Born in Charlottetown in 1931, a much-loved child of the Great Depression, he made his way west to “Upper Canada” to attend Queen’s University and graduated Meds ’56. He completed three years of post-graduate surgery training in Kingston, and then received a fellowship to study abroad for three additional years in Liverpool and London, U.K. He completed his surgical training at Montreal General Hospital and was admitted to the Royal College of Surgeons (Canada) in 1963. He became a fellow of the American College of Surgeons in 1977, and later in his career served a five-year term as a Governor of the American College of Surgeons.
Dad served as a consulting general surgeon a Port Colborne General Hospital and Welland General Hospital for more than 35 years. Even after his “retirement,” he continued to assist in surgeries and be available “on call” into his 87th year.
A true Renaissance man, Dad had a full and interesting life outside of his work in medicine.

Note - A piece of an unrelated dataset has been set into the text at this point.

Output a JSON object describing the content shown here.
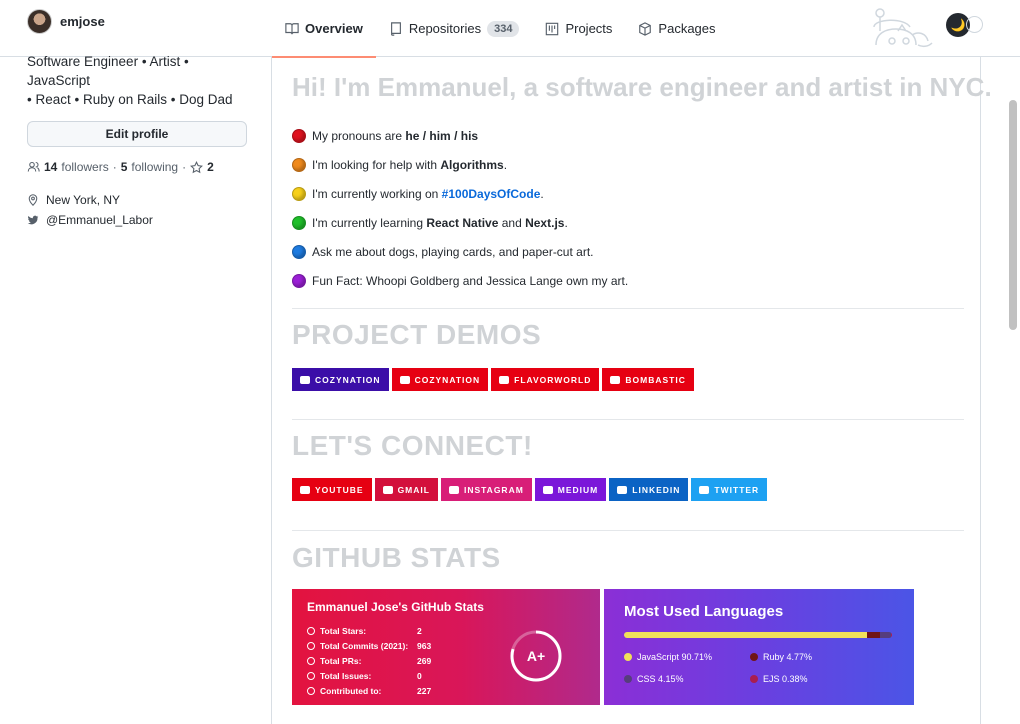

He learned to play the piano as a child and carried his love of music throughout his life. He was the life of the party, leading impromptu piano singalongs and Christmas Eve celebrations. As the devoted son of a Presbyterian, Temperance League mother, he never discovered wine until he was in his 30s. And then never more than a glass. “Everything in moderation ... including moderation.”
He learned to ski in Europe in his 30s and took it up with a passion: Canadian Rockies heli-skiing, European summits, and later Colorado with his beloved BarBar. He loved reading WWII historical non-fiction, playing and watching golf, playing and listening to jazz. He led a successful jazz series for many years at the Roselawn Theatre.

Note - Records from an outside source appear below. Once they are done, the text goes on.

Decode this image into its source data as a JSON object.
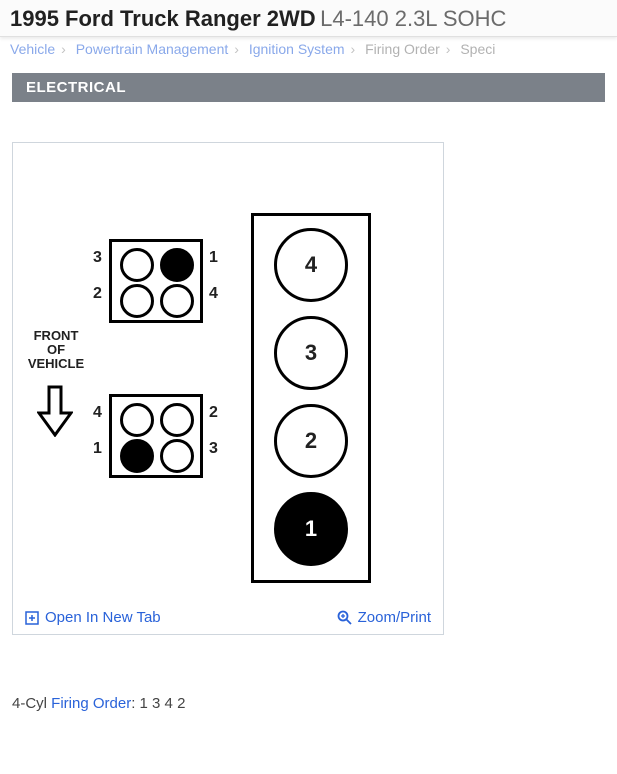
{
  "title": {
    "main": "1995 Ford Truck Ranger 2WD",
    "engine": "L4-140 2.3L SOHC"
  },
  "breadcrumb": {
    "items": [
      "Vehicle",
      "Powertrain Management",
      "Ignition System",
      "Firing Order",
      "Speci"
    ]
  },
  "section": {
    "label": "ELECTRICAL"
  },
  "diagram": {
    "front_label_l1": "FRONT",
    "front_label_l2": "OF",
    "front_label_l3": "VEHICLE",
    "coil_top": {
      "terminals": [
        {
          "pos": "tl",
          "filled": false
        },
        {
          "pos": "tr",
          "filled": true
        },
        {
          "pos": "bl",
          "filled": false
        },
        {
          "pos": "br",
          "filled": false
        }
      ],
      "labels": {
        "tl": "3",
        "tr": "1",
        "bl": "2",
        "br": "4"
      }
    },
    "coil_bottom": {
      "terminals": [
        {
          "pos": "tl",
          "filled": false
        },
        {
          "pos": "tr",
          "filled": false
        },
        {
          "pos": "bl",
          "filled": true
        },
        {
          "pos": "br",
          "filled": false
        }
      ],
      "labels": {
        "tl": "4",
        "tr": "2",
        "bl": "1",
        "br": "3"
      }
    },
    "cylinders": [
      {
        "num": "4",
        "filled": false
      },
      {
        "num": "3",
        "filled": false
      },
      {
        "num": "2",
        "filled": false
      },
      {
        "num": "1",
        "filled": true
      }
    ],
    "open_label": "Open In New Tab",
    "zoom_label": "Zoom/Print"
  },
  "footer_text": {
    "prefix": "4-Cyl ",
    "link": "Firing Order",
    "suffix": ": 1 3 4 2"
  }
}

He was a community activist and fought to save trees in his hometowns of Fonthill and later Port Colborne. He was ahead of his time by bringing laparoscopic surgery and solar roof panels to Niagara. He loved a good party and hosted many. His most favourites were for the Welland Hospital O/R nurses and the epic annual laser regattas on Camelot Beach.
He learned to fly in his 50s, earned his IFR rating and had flying adventures all over North America. He was invited to sit on the Civil Aviation Tribunal of Canada and Aviation Licence Tribunal of Ontario. He was Team Doctor for the Welland Jr. Hockey team and travelled with the team to Russia and Yugoslavia in the early 1980s.

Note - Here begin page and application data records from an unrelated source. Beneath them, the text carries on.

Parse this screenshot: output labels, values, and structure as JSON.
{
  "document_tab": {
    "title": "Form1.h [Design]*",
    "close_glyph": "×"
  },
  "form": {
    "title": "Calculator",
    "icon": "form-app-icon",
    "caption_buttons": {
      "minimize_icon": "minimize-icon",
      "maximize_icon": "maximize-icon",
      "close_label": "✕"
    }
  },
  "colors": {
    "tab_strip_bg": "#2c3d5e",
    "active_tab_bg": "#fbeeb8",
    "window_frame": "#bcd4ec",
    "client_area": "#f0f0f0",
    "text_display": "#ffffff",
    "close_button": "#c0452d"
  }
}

Undaunted by the task of raising four daughters, he proceeded to raise them like the sons he never had. Always a man of his word, he delivered on his promise to provide for each the following: straightened teeth, a good pair of skis and the ability to use them, a university degree (undergrad only), and one wedding each. Not a penny more... OK, except maybe for his baby, Valerie, who wisely chose his alma mater, Queen’s.
The things he loved the most helped him through the past two years of tough times. The Toronto Maple Leafs (he held on as long as he could!), Canada Dry Ginger Ale, The Globe and Mail, BarBar and his adoring daughters. A heartfelt thanks goes to so many people who helped dad through these last days, his many, many friends and colleagues, and especially the kind and caring staff at Lookout Ridge.
Then leaf subsides to leaf,
So Eden sank to grief,
So dawn goes down to day
Nothing gold can stay.
– Robert Frost
A private graveside service took place on Friday, June 25. Share condolences online. Donations in lieu of flowers are welcome at Children’s Aid Foundation of Canada, or a charity of your choice.